The Constitutionality of any law always brings about heated debates and plenty of scathing statements from both sides. In the case of DNA sampling, it may be hard to believe but the law enforcement community is still wrestling with the best ways to handle certain situations. The 2009 case of Alonzo King created a 2013 Supreme Court decision that is still a hotly debated topic in the legal world.
The Case Of Alonzo King
In 2009, Alonzo King was arrested for waving a gun around in a crowd. After his arrest, the police took a DNA sample from King and it wound up matching the DNA sample for a person who committed a rape in 2003. King was arrested and tried for the rape as well as his original menacing charge, and that incident set off a series of debates.
In 2009, it was not assumed that the police were allowed to take a DNA sample from someone they had arrested without a warrant. But in 2013, the United States Supreme Court upheld both of King’s conviction and ruled that the police could take DNA samples from arrestees without a warrant.
In an ironic twist, the court that ruled on King’s rape case acquitted King because the court ruled that the police needed a search warrant for the DNA sample. Specifically, the court ruled that there was no specific reason to attach King to that case without the DNA, which made the use of the DNA illegal.
The Fourth Amendment
Much of King’s defense for the rape case centered around the Fourth Amendment to the Constitution. That amendment states that no one should be subjected to an unreasonable search and seizure without a warrant. The Supreme Court noted that using a cotton swab to take DNA from a suspect is not unreasonable search and seizure.
Opponents of the new 2013 ruling said that the lack of force that comes with getting a DNA sample has nothing to do with the legality of it. Using DNA to match criminals to crimes for which they have not been formally arrested makes the use of DNA unreasonable in those cases.

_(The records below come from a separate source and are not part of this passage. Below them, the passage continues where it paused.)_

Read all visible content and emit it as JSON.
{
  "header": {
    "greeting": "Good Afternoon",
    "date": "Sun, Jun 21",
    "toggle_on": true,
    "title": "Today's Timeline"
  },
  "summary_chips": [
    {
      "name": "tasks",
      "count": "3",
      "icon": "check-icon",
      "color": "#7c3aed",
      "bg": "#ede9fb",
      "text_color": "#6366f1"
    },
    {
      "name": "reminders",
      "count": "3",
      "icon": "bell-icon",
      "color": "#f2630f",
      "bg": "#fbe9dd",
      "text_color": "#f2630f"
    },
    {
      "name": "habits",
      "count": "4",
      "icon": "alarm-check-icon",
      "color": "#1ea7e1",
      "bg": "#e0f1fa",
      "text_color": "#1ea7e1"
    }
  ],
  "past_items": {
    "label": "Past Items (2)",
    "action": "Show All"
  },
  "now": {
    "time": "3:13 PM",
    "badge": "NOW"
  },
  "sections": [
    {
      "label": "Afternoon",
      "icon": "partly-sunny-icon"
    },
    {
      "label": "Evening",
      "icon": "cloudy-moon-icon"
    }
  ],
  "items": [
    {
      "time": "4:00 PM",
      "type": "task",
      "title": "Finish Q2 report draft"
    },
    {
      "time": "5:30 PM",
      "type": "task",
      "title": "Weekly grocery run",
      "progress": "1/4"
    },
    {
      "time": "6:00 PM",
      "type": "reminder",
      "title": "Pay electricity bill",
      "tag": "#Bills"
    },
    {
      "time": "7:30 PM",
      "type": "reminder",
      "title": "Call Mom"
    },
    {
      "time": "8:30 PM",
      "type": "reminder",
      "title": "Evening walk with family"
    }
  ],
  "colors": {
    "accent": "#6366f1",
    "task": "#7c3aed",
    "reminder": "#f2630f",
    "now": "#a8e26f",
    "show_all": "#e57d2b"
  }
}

The Bottom Line
At least 30 states and the federal government have laws in place that allow the police to legally take a DNA sample during an arrest. It is possible that if you are arrested in one of the states that does not have its own law on DNA sampling in effect, that you might not get your DNA taken. But as time has gone by, more and more police departments across the country are making DNA samples an automatic part of the arrest process.
The debate about using DNA to prosecute cold cases still rages on and it is expected to rage on for some time. While it is legal for any police department in the country to take the DNA of a suspect that is being arrested, getting positive results for those DNA samples in association with a cold case still on the books does not always guarantee a successful arrest and prosecution.